* _WORK ITEM_: Search the data below for the word "preview" and report how many lines contain it. Nothing but the number is needed.

┌────────

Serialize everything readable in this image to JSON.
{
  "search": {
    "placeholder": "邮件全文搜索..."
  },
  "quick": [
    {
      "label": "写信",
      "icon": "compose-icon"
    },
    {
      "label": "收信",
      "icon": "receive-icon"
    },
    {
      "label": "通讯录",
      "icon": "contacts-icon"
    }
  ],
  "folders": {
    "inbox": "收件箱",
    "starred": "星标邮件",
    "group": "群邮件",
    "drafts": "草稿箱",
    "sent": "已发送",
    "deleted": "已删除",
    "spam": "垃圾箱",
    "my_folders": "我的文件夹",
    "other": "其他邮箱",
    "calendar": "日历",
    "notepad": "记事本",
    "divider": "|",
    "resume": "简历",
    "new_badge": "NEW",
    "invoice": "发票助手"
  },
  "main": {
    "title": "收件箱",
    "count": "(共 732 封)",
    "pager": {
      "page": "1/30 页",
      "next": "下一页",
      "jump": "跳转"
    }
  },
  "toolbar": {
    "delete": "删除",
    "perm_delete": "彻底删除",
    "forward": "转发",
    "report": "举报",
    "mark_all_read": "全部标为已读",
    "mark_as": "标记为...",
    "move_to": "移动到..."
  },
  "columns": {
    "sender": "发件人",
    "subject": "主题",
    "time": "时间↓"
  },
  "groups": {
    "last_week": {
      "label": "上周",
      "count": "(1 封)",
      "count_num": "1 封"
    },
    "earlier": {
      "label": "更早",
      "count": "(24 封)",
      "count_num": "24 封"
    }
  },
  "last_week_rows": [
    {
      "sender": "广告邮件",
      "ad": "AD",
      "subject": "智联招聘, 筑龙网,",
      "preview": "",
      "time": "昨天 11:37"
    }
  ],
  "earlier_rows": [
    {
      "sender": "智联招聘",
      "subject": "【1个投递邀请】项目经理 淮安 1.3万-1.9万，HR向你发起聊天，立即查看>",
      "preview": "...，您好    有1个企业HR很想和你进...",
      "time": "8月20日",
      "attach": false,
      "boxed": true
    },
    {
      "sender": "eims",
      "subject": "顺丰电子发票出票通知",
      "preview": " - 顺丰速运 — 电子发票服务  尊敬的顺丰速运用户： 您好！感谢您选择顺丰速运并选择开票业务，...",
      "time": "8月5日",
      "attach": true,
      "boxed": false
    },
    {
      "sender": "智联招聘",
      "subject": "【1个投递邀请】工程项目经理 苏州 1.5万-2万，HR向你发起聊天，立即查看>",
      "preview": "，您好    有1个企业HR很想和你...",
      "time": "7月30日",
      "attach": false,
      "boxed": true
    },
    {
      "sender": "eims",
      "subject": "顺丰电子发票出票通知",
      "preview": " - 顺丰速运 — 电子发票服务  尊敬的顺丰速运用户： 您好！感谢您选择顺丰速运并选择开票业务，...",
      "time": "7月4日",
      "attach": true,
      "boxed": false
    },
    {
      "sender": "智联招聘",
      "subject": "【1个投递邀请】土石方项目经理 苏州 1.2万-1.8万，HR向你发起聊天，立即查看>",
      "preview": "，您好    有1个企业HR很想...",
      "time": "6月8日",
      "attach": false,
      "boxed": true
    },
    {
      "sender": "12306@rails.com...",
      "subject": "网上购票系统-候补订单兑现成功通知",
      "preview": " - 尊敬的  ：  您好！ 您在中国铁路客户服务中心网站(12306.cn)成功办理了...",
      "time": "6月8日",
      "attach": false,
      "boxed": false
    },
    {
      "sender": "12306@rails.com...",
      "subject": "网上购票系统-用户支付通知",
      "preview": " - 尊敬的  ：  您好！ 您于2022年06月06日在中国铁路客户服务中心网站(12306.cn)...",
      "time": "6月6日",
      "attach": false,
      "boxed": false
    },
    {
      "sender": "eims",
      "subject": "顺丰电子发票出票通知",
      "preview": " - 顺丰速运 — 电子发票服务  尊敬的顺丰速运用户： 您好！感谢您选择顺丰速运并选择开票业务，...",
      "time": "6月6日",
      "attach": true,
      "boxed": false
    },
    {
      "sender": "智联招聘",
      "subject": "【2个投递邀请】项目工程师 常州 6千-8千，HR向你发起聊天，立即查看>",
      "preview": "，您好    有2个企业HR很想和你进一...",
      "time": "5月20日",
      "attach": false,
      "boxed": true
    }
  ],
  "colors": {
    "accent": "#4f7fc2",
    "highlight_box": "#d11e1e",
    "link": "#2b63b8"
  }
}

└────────

* _FINAL ANSWER_: 10